**TO DO**
For the entries below, report every line that includes the word "Dominican".

Stored items from a collection:
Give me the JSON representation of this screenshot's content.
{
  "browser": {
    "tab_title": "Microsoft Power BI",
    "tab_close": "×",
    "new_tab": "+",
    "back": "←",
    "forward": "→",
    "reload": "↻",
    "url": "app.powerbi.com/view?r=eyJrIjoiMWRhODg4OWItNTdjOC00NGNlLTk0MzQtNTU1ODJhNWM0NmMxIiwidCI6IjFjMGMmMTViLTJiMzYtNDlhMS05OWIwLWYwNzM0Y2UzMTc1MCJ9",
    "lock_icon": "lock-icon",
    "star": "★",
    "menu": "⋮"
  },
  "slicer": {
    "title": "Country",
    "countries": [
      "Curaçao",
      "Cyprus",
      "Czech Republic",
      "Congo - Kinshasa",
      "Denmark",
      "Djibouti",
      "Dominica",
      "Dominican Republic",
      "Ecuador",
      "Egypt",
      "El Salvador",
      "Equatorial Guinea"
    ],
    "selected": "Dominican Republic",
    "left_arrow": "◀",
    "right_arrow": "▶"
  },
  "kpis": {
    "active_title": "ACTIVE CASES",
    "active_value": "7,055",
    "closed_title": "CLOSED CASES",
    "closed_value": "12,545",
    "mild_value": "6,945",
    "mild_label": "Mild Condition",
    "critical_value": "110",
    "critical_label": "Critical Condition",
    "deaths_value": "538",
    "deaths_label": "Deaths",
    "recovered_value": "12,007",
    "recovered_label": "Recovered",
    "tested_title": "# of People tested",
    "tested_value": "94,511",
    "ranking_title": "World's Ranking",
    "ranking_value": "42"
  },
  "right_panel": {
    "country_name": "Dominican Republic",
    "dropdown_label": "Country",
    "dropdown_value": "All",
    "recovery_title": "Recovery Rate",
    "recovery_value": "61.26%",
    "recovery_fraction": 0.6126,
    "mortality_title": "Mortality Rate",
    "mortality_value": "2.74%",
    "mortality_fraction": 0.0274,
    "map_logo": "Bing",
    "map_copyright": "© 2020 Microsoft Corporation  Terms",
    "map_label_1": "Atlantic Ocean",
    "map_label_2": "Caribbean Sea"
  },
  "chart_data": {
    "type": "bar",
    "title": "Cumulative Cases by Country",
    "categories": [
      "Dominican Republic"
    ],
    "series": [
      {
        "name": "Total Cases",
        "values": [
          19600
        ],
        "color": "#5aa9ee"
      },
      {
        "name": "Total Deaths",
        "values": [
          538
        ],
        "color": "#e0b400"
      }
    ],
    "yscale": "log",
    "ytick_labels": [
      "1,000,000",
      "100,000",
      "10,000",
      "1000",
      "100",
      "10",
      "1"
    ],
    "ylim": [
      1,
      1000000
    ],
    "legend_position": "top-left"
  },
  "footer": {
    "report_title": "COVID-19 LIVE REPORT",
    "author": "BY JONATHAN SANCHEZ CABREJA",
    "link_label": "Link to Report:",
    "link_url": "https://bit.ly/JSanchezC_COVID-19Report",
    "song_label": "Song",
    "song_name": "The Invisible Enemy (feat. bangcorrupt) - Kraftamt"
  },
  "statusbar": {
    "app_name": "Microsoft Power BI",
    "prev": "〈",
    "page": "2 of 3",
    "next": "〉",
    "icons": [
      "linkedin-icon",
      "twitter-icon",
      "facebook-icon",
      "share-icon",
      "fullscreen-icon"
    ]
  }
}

**EXERCISE ANSWER**
      "Dominican Republic",
    "selected": "Dominican Republic",
    "country_name": "Dominican Republic",
      "Dominican Republic"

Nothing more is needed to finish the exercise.